Join us live on April 22 from 6:30 pm (08:30 UTC) until 8 pm (10:00 UTC) as Sydney Observatory's 400mm f8 Ritchey Chretien telescope is used to explore the sky from Australia's oldest observatory built in 1858.  Your host for the evening will be Geoffrey Wyatt the Education Program Producer (Science) for the Museum of Applied Arts and Sciences. Weather permitting, the scope will collect ancient photons from the brightest radio sources in the sky NGC 5128, which is thought to be the result of colliding galaxies roughly 16 million light years away. We will also see the most magnificent globular cluster of them all, Omega Centauri, the Jewel box, of course NGC 3372 Eta Carinae with its supernova progenitor and possibly the Tarantula nebula more than 200,000 light years away. There will be time to chat and even though the view is from the middle of Australia's biggest city, our camera can cope with a lot of light pollution. An alternate night in the same week will be announced if clouds look like ruining the view. See you online.

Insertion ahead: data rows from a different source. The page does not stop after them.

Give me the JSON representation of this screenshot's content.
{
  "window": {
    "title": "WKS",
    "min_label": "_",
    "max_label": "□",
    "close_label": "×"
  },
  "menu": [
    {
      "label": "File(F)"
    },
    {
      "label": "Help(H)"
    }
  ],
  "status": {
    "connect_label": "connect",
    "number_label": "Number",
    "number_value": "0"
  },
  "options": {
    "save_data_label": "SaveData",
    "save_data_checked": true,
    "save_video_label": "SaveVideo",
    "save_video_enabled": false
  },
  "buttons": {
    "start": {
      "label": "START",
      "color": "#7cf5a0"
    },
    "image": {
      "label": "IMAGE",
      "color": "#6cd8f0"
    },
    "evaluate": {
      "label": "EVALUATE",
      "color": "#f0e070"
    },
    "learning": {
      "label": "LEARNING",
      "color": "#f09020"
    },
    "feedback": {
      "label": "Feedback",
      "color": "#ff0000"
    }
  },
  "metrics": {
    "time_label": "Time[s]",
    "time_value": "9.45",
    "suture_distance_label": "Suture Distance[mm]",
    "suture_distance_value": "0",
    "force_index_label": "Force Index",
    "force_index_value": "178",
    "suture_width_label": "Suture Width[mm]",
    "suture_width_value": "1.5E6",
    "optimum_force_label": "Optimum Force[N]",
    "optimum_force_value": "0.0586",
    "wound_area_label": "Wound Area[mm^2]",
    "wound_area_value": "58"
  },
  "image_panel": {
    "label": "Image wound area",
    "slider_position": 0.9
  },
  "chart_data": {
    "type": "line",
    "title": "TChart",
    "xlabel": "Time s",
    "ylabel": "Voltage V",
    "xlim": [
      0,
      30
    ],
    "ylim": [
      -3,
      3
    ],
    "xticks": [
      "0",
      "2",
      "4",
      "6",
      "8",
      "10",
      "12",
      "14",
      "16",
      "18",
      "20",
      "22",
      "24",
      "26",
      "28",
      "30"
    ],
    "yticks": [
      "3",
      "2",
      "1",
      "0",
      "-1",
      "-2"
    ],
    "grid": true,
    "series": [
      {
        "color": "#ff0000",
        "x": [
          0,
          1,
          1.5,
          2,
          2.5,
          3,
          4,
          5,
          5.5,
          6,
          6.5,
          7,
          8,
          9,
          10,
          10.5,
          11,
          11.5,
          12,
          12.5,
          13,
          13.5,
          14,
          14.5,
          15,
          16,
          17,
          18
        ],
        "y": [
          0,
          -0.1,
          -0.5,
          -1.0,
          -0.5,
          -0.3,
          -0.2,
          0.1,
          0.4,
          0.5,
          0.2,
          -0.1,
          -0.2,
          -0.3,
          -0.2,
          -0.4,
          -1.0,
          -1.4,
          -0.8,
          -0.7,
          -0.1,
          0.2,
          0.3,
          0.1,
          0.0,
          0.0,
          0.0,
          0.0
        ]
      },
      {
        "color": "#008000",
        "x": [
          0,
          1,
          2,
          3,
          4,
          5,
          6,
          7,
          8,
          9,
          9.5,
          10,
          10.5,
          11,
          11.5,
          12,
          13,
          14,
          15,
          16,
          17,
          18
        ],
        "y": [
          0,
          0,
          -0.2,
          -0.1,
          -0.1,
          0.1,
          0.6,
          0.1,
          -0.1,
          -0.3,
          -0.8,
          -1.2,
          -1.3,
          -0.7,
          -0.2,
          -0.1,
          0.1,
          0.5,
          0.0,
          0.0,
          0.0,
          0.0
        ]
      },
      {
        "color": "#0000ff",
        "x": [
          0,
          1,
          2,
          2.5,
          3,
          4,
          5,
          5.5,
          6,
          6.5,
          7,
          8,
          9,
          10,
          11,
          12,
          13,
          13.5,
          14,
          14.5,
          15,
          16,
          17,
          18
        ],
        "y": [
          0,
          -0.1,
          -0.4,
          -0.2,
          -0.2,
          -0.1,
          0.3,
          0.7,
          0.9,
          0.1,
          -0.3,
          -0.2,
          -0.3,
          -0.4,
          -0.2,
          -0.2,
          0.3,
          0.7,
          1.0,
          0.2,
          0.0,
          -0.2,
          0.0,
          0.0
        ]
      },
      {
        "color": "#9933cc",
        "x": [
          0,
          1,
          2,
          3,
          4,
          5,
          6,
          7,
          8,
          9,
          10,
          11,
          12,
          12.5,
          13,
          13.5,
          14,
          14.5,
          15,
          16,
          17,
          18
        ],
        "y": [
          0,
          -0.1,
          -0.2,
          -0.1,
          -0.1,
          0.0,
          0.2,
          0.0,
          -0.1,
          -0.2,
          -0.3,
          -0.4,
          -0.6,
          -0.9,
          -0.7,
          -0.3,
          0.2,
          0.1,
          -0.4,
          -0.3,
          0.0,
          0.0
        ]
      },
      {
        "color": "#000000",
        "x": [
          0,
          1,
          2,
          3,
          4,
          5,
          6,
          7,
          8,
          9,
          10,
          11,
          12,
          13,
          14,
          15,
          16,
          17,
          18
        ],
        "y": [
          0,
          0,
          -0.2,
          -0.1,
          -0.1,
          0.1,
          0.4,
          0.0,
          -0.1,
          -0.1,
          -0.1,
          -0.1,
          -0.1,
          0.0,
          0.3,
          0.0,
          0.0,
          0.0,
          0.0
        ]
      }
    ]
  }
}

GeoffWyatt 400

Geoffrey Wyatt began working as a casual guide at Sydney Observatory in 1986 while an undergraduate at the Sydney Institute of Education studying to become a physics and chemistry teacher. He loved astronomy education so much he stayed and became the Senior Astronomy Educator, Acting manager and is now the Education Program Producer (Science) for the Museum of Applied Arts and Sciences. He was the first person to win the David Malin Astrophotography competition twice and had his images featured on Space Weather. He also won the MAAS Staff development award and while trying something different for a fun, the TAFE State Medal for Conveyancing.

He has been invited to share his enthusiasm for astronomy extensively through NSW to school and community groups, the Northern Territory, Hong Kong and Tianjin in China. He has been a contributing writer for the Japanese astronomy magazines Tenmon Guide, Gekkan Tenmon, and CCD Astronomy. His personal mantra is "Stars, Cars and Japan".

To learn more about Geoffrey Wyatt and his work at the Sydney Observatory, click here to read the article, "Sydney after Dark, When the Real Stars Come Out to Play."  The Sydney Morning Herald, March 26. 2011.

GAM2019ExploretheSouthernStars 350

Additional resources:

Carter, Jamie. "A Beginner’s Guide to the Southern Hemisphere Sky. " Sky and Telescope magazine, March 2, 2018
Link: https://www.skyandtelescope.com/observing/beginners-guide-to-the-southern-hemisphere-sky/

The New Zealand Astronomy Directory
Link: http://nzastronomy.co.nz/pages/the-southern-hemisphere-sky

Skymania.com - A current sky chart of the night sky in the southern hemisphere.
Link: https://www.skymania.com/wp/southern-hemisphere-sky-chart/ 

 GeoffreyWyattB 500